Prompt
Exclude any images and output the remaining records exactly.

##### Entries provided #####

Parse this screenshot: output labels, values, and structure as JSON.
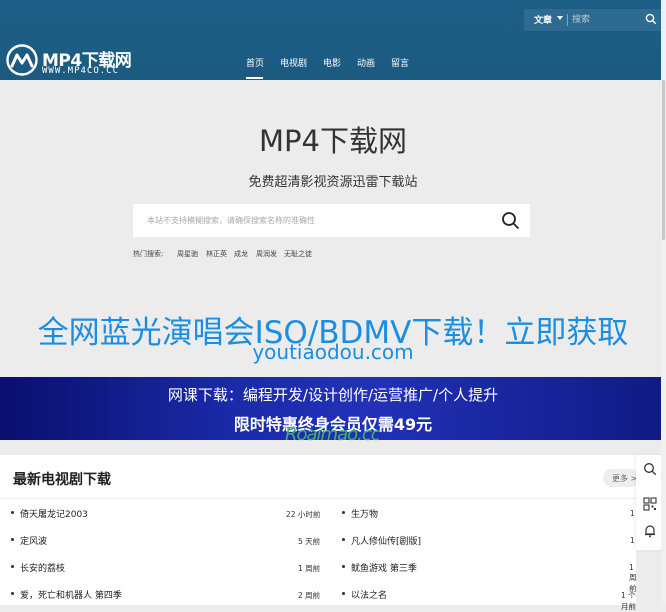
{
  "header": {
    "search_category": "文章",
    "search_placeholder": "搜索",
    "brand": "MP4下载网",
    "domain": "WWW.MP4CO.CC",
    "nav": [
      "首页",
      "电视剧",
      "电影",
      "动画",
      "留言"
    ],
    "active_nav": "首页"
  },
  "hero": {
    "title": "MP4下载网",
    "subtitle": "免费超清影视资源迅雷下载站",
    "search_placeholder": "本站不支持模糊搜索，请确保搜索名称的准确性",
    "hot_label": "热门搜索:",
    "hot_terms": [
      "周星驰",
      "林正英",
      "成龙",
      "周润发",
      "无耻之徒"
    ]
  },
  "promo": {
    "line1": "全网蓝光演唱会ISO/BDMV下载！立即获取",
    "line2": "youtiaodou.com",
    "banner_line1": "网课下载：编程开发/设计创作/运营推广/个人提升",
    "banner_line2": "限时特惠终身会员仅需49元",
    "watermark": "Roaimao.cc"
  },
  "tv_section": {
    "title": "最新电视剧下载",
    "more": "更多 >",
    "left": [
      {
        "name": "倚天屠龙记2003",
        "time": "22 小时前"
      },
      {
        "name": "定风波",
        "time": "5 天前"
      },
      {
        "name": "长安的荔枝",
        "time": "1 周前"
      },
      {
        "name": "爱，死亡和机器人 第四季",
        "time": "2 周前"
      }
    ],
    "right": [
      {
        "name": "生万物",
        "time": "1"
      },
      {
        "name": "凡人修仙传[剧版]",
        "time": "1"
      },
      {
        "name": "鱿鱼游戏 第三季",
        "time": "1 周前"
      },
      {
        "name": "以法之名",
        "time": "1 个月前"
      }
    ]
  }
}
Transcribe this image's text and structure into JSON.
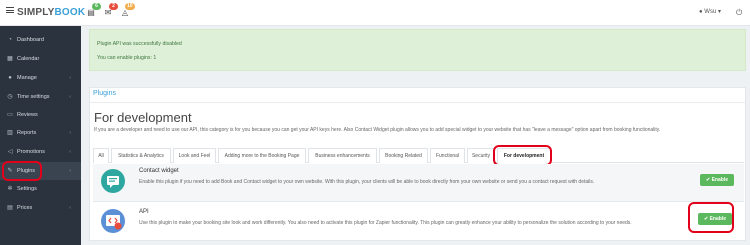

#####

Answer box
Parse this screenshot: output labels, values, and structure as JSON.
{
  "header": {
    "search_category": "文章",
    "search_placeholder": "搜索",
    "brand": "MP4下载网",
    "domain": "WWW.MP4CO.CC",
    "nav": [
      "首页",
      "电视剧",
      "电影",
      "动画",
      "留言"
    ],
    "active_nav": "首页"
  },
  "hero": {
    "title": "MP4下载网",
    "subtitle": "免费超清影视资源迅雷下载站",
    "search_placeholder": "本站不支持模糊搜索，请确保搜索名称的准确性",
    "hot_label": "热门搜索:",
    "hot_terms": [
      "周星驰",
      "林正英",
      "成龙",
      "周润发",
      "无耻之徒"
    ]
  },
  "promo": {
    "line1": "全网蓝光演唱会ISO/BDMV下载！立即获取",
    "line2": "youtiaodou.com",
    "banner_line1": "网课下载：编程开发/设计创作/运营推广/个人提升",
    "banner_line2": "限时特惠终身会员仅需49元",
    "watermark": "Roaimao.cc"
  },
  "tv_section": {
    "title": "最新电视剧下载",
    "more": "更多 >",
    "left": [
      {
        "name": "倚天屠龙记2003",
        "time": "22 小时前"
      },
      {
        "name": "定风波",
        "time": "5 天前"
      },
      {
        "name": "长安的荔枝",
        "time": "1 周前"
      },
      {
        "name": "爱，死亡和机器人 第四季",
        "time": "2 周前"
      }
    ],
    "right": [
      {
        "name": "生万物",
        "time": "1"
      },
      {
        "name": "凡人修仙传[剧版]",
        "time": "1"
      },
      {
        "name": "鱿鱼游戏 第三季",
        "time": "1 周前"
      },
      {
        "name": "以法之名",
        "time": "1 个月前"
      }
    ]
  }
}
Transcribe this image's text and structure into JSON.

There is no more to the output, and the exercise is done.